Winslow Papers

About the Project

This site houses the electronic edition of the Winslow Family Papers, along with background information and links. The original Winslow manuscripts are located in the University of New Brunswick Archives and Special Collections. Consisting of over 3,600 items and 11,000 pages, the Papers cover the period from 1695 to 1866.

Ann Gorman Condon, a Loyalist scholar, to whom this site is dedicated, stated that "The Winslow Papers are the single most important collection of personal papers documenting the Loyalist experience in the American Revolution and the subsequent establishment of English Canada." She noted that the manuscripts can be appreciated at three different levels. First, they are "a gold mine" of information about the Loyalists from the outbreak of the Revolution to the establishment of New Brunswick. They document the attitudes of the Loyalists as refugees, "...a unique class of people whose uprooting and exposure to war gave them special sensitivities and fears." Not only do they offer a wide window on the attitudes of the elite Loyalists - their family relationships, their political and social values, their dreams and disappointments - but also on the experiences of the ordinary Loyalist refugees and the Aboriginal peoples, Acadians, New England Planters and British who had made New Brunswick their home before the Loyalists arrived. Second, the letters document the process whereby the Loyalists were able to create a stable, law-abiding society in a remarkably brief period of time. Finally, the letters are remarkable for their literary style.
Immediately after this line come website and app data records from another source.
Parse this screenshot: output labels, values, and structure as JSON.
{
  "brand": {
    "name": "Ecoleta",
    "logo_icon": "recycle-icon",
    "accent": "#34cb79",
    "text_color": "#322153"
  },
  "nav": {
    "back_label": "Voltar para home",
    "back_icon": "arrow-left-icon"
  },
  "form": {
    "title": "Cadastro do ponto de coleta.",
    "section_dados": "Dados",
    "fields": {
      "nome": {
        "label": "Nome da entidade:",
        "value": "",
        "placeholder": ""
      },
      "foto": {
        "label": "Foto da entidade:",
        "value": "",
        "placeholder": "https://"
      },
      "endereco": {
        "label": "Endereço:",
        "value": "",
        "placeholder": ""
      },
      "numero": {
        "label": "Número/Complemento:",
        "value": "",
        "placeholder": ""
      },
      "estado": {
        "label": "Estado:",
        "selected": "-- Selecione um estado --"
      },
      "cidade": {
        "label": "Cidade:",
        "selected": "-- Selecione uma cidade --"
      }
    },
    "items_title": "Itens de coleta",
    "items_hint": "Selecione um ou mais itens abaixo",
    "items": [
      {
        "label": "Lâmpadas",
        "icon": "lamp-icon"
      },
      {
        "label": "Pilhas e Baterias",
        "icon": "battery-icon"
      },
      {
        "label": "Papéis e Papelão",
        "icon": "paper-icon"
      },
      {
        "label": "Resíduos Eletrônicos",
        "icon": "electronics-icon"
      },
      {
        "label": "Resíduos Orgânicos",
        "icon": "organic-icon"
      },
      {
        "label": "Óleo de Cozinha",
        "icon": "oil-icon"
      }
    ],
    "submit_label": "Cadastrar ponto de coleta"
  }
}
According to Ann Condon, they are "...breezy, dramatic, full of abbreviations, exaggerations and tall stories." They tell us much about the way that people communicated with each other over two hundred years ago.

Ann foresaw in 1998, early in the life of the Internet, the value of an electronic edition in reaching a wide audience that might never have the opportunity to see the original manuscripts in Archives and Special Collections. She also anticipated that an electronic edition of the papers had the potential to serve as a model to bring together Loyalist history across the many institutions housing Loyalist papers and artifacts, thus, allowing the Loyalist experience to be studied as an integrated collection.

We are pleased to dedicate this site to the memory of Ann Gorman Condon who was a promoter of and friend to Archives and Special Collections and to the Electronic Text Centre and Loyalist scholar of long-standing.

Alan Burk
University of New Brunswick